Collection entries
____________________

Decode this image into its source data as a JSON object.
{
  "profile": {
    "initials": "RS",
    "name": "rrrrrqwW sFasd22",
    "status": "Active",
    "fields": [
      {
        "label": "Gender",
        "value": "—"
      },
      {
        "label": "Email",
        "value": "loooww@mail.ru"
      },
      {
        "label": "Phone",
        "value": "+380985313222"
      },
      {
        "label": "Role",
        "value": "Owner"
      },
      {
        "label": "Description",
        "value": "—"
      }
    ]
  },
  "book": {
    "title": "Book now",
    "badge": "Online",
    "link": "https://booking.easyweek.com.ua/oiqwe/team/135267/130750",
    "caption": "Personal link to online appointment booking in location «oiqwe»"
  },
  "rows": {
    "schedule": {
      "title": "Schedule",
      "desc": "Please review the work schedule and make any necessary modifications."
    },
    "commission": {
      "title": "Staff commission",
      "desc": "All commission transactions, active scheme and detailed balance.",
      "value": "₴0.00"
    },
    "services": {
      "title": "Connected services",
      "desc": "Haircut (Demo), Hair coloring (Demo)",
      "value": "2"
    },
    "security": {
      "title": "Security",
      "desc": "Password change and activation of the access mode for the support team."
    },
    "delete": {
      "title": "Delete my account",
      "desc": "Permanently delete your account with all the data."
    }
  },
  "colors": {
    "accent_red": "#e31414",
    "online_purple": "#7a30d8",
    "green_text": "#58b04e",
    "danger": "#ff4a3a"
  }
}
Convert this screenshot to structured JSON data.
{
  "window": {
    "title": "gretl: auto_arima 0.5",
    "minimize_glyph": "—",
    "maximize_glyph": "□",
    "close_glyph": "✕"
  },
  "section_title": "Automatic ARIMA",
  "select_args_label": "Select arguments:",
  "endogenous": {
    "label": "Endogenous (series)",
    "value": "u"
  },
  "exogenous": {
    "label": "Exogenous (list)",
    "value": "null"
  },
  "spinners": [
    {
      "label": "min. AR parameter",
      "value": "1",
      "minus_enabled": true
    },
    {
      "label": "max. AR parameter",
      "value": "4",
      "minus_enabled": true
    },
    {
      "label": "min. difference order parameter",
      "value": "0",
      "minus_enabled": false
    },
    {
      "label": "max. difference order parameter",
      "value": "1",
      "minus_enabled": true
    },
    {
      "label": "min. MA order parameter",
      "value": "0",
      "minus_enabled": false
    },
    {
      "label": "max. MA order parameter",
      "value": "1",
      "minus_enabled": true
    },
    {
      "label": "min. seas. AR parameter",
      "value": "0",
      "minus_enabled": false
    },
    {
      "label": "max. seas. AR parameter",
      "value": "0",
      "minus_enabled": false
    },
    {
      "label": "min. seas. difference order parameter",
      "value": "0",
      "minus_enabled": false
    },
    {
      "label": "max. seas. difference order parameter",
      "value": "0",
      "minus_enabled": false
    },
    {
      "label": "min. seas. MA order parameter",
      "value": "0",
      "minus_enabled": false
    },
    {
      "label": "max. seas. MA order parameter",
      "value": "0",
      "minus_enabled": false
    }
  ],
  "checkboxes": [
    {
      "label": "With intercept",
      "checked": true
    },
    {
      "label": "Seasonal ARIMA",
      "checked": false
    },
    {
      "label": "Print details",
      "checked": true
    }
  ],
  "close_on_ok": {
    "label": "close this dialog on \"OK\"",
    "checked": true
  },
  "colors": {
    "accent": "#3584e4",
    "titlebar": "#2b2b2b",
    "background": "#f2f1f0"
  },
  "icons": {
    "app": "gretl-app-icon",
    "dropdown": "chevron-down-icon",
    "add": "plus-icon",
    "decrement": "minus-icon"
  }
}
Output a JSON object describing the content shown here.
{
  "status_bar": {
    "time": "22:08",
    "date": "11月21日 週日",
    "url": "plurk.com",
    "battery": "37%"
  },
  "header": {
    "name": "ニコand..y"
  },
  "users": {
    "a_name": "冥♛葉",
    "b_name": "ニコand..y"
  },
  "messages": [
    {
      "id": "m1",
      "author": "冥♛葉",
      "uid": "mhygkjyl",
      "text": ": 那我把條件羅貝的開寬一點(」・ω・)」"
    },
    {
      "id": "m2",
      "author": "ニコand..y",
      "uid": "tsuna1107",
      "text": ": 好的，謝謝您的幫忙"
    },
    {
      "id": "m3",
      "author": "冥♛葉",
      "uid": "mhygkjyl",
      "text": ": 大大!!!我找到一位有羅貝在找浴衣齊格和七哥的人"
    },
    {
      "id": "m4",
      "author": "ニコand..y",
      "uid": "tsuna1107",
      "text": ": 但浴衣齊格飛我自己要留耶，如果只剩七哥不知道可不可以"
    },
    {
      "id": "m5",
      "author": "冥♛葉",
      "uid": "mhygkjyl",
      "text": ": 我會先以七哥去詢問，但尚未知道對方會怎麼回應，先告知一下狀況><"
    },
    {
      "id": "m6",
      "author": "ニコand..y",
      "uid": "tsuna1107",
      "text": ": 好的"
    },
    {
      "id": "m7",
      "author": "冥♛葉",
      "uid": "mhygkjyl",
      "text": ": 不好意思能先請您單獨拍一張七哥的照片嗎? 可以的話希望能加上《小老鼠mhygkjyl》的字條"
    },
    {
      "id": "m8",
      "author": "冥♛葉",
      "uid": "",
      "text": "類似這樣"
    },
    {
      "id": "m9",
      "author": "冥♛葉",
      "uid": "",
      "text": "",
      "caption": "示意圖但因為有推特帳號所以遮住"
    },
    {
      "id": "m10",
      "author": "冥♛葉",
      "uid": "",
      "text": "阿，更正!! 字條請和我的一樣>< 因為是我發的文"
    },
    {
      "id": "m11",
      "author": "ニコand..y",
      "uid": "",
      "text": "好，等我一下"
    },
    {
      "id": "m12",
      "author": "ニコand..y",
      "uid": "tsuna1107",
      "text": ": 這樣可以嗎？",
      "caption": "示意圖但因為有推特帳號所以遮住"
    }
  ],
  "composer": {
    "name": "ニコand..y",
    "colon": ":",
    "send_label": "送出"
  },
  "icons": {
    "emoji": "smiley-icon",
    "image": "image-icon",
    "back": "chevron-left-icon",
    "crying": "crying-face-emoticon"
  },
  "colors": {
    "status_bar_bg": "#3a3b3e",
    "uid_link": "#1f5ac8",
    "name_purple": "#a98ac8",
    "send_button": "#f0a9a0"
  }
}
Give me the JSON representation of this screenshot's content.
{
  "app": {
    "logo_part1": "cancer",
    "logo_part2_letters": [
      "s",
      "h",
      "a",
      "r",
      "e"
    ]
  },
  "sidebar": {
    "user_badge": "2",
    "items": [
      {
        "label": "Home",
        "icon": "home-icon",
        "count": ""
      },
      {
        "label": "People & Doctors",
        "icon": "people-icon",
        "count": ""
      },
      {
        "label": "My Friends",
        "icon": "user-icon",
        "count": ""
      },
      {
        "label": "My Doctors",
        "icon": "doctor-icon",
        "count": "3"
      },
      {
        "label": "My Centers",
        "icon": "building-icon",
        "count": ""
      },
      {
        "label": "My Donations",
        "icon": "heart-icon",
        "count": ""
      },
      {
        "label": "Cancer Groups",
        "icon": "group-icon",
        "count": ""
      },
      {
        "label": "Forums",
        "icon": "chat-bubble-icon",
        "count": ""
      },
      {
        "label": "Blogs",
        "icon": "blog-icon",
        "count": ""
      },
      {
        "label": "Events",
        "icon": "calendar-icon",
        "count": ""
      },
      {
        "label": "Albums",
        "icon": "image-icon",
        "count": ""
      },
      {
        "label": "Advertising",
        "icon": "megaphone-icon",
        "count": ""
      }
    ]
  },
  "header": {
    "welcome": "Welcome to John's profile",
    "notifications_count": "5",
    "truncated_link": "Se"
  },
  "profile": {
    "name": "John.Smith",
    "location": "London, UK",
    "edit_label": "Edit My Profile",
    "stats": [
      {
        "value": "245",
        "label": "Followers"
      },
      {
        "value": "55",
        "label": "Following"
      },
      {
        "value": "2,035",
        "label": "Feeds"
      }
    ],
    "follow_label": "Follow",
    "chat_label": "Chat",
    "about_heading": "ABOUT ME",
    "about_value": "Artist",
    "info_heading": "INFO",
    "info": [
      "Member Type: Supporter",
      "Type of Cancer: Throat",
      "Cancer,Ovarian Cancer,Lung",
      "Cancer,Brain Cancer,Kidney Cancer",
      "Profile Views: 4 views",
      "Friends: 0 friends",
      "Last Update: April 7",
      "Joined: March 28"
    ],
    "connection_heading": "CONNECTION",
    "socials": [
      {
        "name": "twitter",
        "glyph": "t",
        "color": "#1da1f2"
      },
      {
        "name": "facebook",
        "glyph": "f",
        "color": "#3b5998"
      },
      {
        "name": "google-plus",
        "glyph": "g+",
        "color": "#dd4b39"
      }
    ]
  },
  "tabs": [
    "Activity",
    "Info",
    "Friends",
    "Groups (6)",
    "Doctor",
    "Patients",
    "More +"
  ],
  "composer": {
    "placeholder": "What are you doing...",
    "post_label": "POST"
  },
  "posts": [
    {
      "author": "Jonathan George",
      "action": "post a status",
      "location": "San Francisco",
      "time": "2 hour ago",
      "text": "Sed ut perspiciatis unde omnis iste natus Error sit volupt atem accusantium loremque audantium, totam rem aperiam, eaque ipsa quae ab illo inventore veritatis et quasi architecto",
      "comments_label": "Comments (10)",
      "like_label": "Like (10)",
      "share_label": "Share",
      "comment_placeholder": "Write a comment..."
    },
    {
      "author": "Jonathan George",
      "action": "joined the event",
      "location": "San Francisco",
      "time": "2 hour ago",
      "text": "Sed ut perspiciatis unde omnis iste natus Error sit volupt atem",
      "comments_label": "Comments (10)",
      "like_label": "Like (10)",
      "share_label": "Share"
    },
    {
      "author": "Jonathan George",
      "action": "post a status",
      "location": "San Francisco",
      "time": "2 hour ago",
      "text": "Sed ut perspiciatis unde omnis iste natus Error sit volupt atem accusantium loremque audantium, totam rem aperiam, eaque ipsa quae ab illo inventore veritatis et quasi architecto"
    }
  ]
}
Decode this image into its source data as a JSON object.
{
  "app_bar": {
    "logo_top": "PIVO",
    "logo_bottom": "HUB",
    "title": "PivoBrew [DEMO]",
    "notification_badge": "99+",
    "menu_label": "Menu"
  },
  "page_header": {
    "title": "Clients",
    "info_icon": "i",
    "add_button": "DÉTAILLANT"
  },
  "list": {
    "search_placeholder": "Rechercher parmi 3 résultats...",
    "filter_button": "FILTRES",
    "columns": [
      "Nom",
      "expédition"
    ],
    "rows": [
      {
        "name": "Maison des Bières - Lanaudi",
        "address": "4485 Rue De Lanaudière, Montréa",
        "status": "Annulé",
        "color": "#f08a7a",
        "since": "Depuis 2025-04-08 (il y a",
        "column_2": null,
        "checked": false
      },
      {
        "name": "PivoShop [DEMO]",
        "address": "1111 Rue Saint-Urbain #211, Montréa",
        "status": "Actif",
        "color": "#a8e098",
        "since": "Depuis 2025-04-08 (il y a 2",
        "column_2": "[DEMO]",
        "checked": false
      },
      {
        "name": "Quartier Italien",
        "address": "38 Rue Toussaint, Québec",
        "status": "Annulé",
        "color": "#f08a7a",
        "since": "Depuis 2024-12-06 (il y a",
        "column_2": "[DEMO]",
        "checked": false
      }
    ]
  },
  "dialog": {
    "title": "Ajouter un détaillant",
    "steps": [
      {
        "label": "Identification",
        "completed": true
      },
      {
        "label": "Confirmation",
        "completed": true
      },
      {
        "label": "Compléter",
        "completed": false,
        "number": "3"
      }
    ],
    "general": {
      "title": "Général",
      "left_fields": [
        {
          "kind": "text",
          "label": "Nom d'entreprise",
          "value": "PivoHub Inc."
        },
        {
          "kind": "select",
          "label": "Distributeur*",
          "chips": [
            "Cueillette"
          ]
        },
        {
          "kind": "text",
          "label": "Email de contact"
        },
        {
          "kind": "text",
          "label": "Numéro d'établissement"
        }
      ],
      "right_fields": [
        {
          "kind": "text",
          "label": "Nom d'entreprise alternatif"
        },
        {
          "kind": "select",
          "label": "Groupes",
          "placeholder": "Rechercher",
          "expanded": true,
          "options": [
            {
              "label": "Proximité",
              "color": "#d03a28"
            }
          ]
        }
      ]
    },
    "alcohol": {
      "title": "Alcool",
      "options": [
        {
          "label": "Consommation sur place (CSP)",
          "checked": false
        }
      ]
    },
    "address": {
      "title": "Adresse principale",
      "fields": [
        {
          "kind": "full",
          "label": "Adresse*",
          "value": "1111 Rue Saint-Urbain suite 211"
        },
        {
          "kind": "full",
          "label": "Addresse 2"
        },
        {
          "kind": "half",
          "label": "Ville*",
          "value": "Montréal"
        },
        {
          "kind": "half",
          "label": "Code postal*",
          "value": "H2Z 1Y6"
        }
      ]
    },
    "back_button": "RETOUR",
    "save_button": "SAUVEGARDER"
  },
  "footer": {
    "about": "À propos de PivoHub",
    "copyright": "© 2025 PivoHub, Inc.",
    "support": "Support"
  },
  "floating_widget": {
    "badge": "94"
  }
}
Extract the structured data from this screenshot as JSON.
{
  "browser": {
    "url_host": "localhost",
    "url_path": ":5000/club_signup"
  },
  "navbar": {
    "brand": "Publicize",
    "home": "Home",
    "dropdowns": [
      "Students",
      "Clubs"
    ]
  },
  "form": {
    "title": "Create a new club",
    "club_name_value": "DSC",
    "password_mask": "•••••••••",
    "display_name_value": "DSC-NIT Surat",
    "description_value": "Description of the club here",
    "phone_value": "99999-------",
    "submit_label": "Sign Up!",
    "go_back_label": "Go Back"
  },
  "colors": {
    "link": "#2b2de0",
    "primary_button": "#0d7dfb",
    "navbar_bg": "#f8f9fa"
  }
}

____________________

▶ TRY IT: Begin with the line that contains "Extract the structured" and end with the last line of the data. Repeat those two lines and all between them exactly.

▶ EXPECTED ANSWER:
Extract the structured data from this screenshot as JSON.
{
  "browser": {
    "url_host": "localhost",
    "url_path": ":5000/club_signup"
  },
  "navbar": {
    "brand": "Publicize",
    "home": "Home",
    "dropdowns": [
      "Students",
      "Clubs"
    ]
  },
  "form": {
    "title": "Create a new club",
    "club_name_value": "DSC",
    "password_mask": "•••••••••",
    "display_name_value": "DSC-NIT Surat",
    "description_value": "Description of the club here",
    "phone_value": "99999-------",
    "submit_label": "Sign Up!",
    "go_back_label": "Go Back"
  },
  "colors": {
    "link": "#2b2de0",
    "primary_button": "#0d7dfb",
    "navbar_bg": "#f8f9fa"
  }
}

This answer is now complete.